Overview - Los Angeles County

In 2004, California voters approved Proposition 63, which became state law in January 2005 as the Mental Health Services Act (MHSA). The MHSA is thought by many to be the most significant mental health legislation in California over the last 20-30 years because it aims to support new and innovative mental health services that are evidence-based and adapted to fit a particular community’s culture, needs, and stakeholder input.

The California Department of Mental Health has defined five components to the MHSA:

  • Community Services and Supports
  • Prevention and Early Intervention
  • Workforce Education and Training
  • Capital Facilities and Technology
  • Innovative Programs

The Prevention and Early Intervention (PEI) component of the MHSA covers services which address risk factors prior to developing mental illness and early symptoms of mental illness when it does develop. As such, some PEI programs may focus on preventing disorders while others may seek to inhibit the progression of a disorder as soon as possible.
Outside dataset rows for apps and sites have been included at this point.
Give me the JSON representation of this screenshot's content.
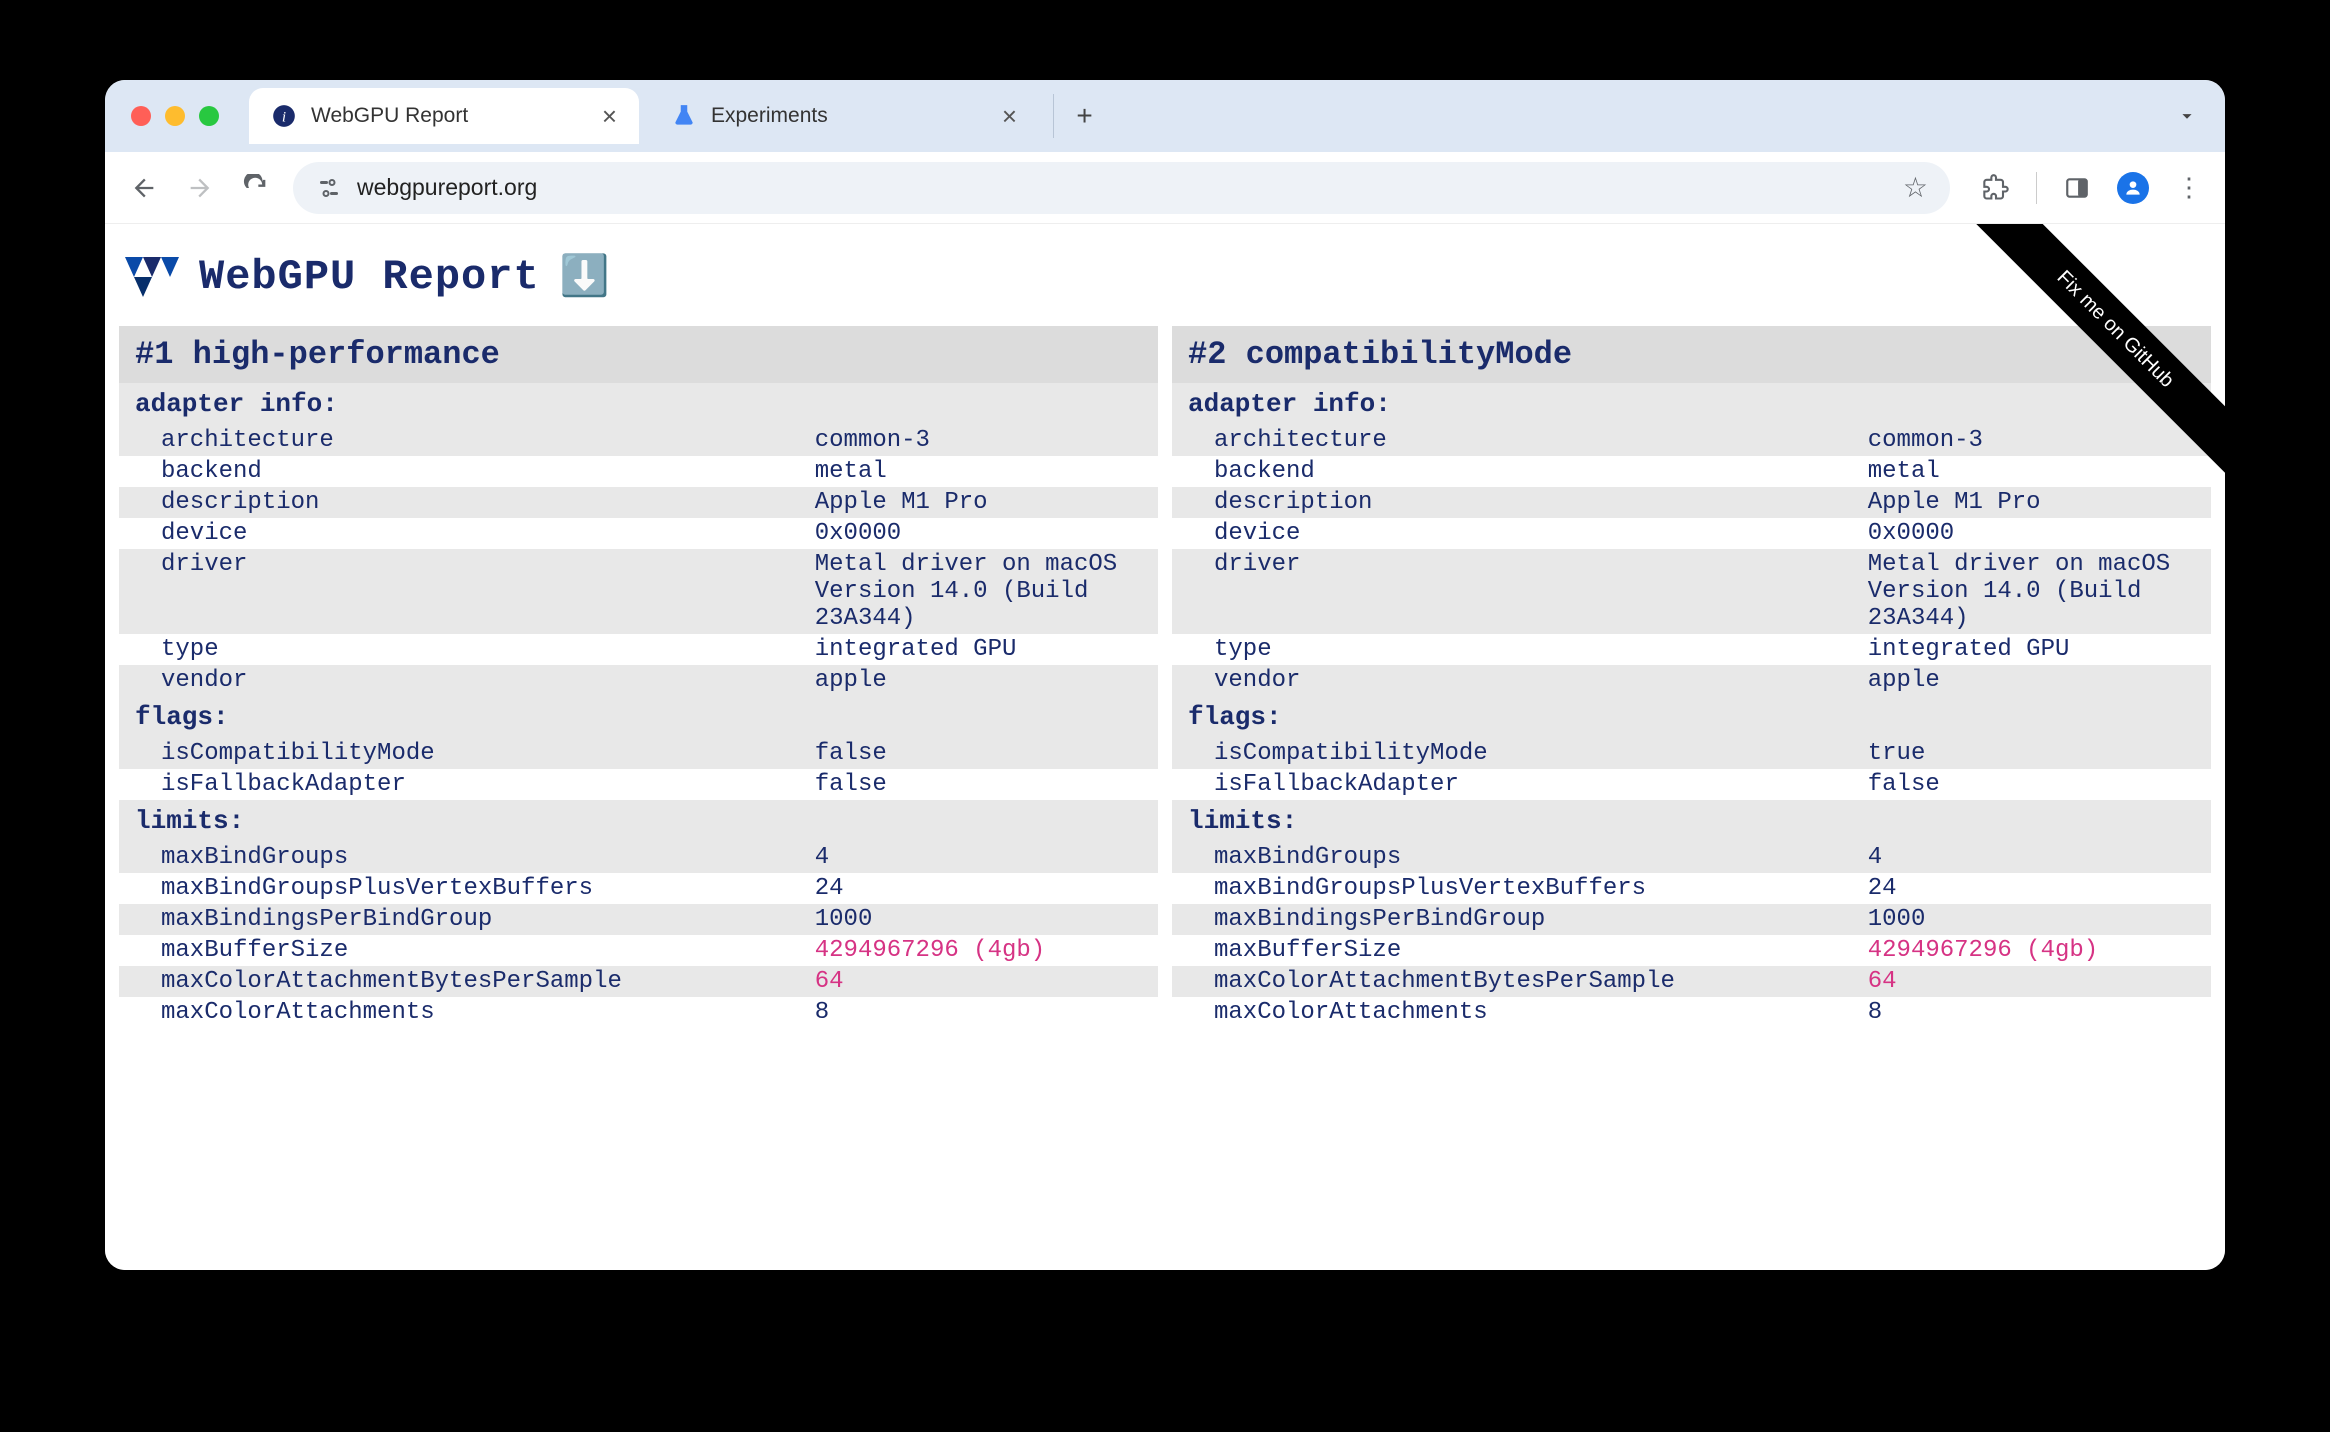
{
  "browser": {
    "tabs": [
      {
        "title": "WebGPU Report",
        "active": true
      },
      {
        "title": "Experiments",
        "active": false
      }
    ],
    "url": "webgpureport.org"
  },
  "page": {
    "title": "WebGPU Report",
    "ribbon": "Fix me on GitHub"
  },
  "adapters": [
    {
      "heading": "#1 high-performance",
      "info_label": "adapter info:",
      "info": [
        {
          "k": "architecture",
          "v": "common-3"
        },
        {
          "k": "backend",
          "v": "metal"
        },
        {
          "k": "description",
          "v": "Apple M1 Pro"
        },
        {
          "k": "device",
          "v": "0x0000"
        },
        {
          "k": "driver",
          "v": "Metal driver on macOS Version 14.0 (Build 23A344)"
        },
        {
          "k": "type",
          "v": "integrated GPU"
        },
        {
          "k": "vendor",
          "v": "apple"
        }
      ],
      "flags_label": "flags:",
      "flags": [
        {
          "k": "isCompatibilityMode",
          "v": "false"
        },
        {
          "k": "isFallbackAdapter",
          "v": "false"
        }
      ],
      "limits_label": "limits:",
      "limits": [
        {
          "k": "maxBindGroups",
          "v": "4"
        },
        {
          "k": "maxBindGroupsPlusVertexBuffers",
          "v": "24"
        },
        {
          "k": "maxBindingsPerBindGroup",
          "v": "1000"
        },
        {
          "k": "maxBufferSize",
          "v": "4294967296 (4gb)",
          "nondefault": true
        },
        {
          "k": "maxColorAttachmentBytesPerSample",
          "v": "64",
          "nondefault": true
        },
        {
          "k": "maxColorAttachments",
          "v": "8"
        }
      ]
    },
    {
      "heading": "#2 compatibilityMode",
      "info_label": "adapter info:",
      "info": [
        {
          "k": "architecture",
          "v": "common-3"
        },
        {
          "k": "backend",
          "v": "metal"
        },
        {
          "k": "description",
          "v": "Apple M1 Pro"
        },
        {
          "k": "device",
          "v": "0x0000"
        },
        {
          "k": "driver",
          "v": "Metal driver on macOS Version 14.0 (Build 23A344)"
        },
        {
          "k": "type",
          "v": "integrated GPU"
        },
        {
          "k": "vendor",
          "v": "apple"
        }
      ],
      "flags_label": "flags:",
      "flags": [
        {
          "k": "isCompatibilityMode",
          "v": "true"
        },
        {
          "k": "isFallbackAdapter",
          "v": "false"
        }
      ],
      "limits_label": "limits:",
      "limits": [
        {
          "k": "maxBindGroups",
          "v": "4"
        },
        {
          "k": "maxBindGroupsPlusVertexBuffers",
          "v": "24"
        },
        {
          "k": "maxBindingsPerBindGroup",
          "v": "1000"
        },
        {
          "k": "maxBufferSize",
          "v": "4294967296 (4gb)",
          "nondefault": true
        },
        {
          "k": "maxColorAttachmentBytesPerSample",
          "v": "64",
          "nondefault": true
        },
        {
          "k": "maxColorAttachments",
          "v": "8"
        }
      ]
    }
  ]
}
The state guidelines designated priority populations for the PEI component that have been identified as being particularly vulnerable to mental illness and/or at risk of not receiving mental health services due to social, economic, or cultural barriers:

  • Underserved Cultural Populations
  • Individuals Experiencing Onset of Serious Psychiatric Illness
  • Children/Youth in Stressed Families
  • Trauma-exposed
  • Children/Youth at Risk for School Failure
  • Children/Youth at Risk of or Experiencing Juvenile Justice Involvement

Additionally, the state has highlighted five key community mental health needs for the state:

  • Disparities in Access to Mental Health Services
  • Psycho-social Impact of Trauma
  • At-risk Children, Youth, and Young Adult Populations
  • Stigma and Discrimination
  • Suicide Risk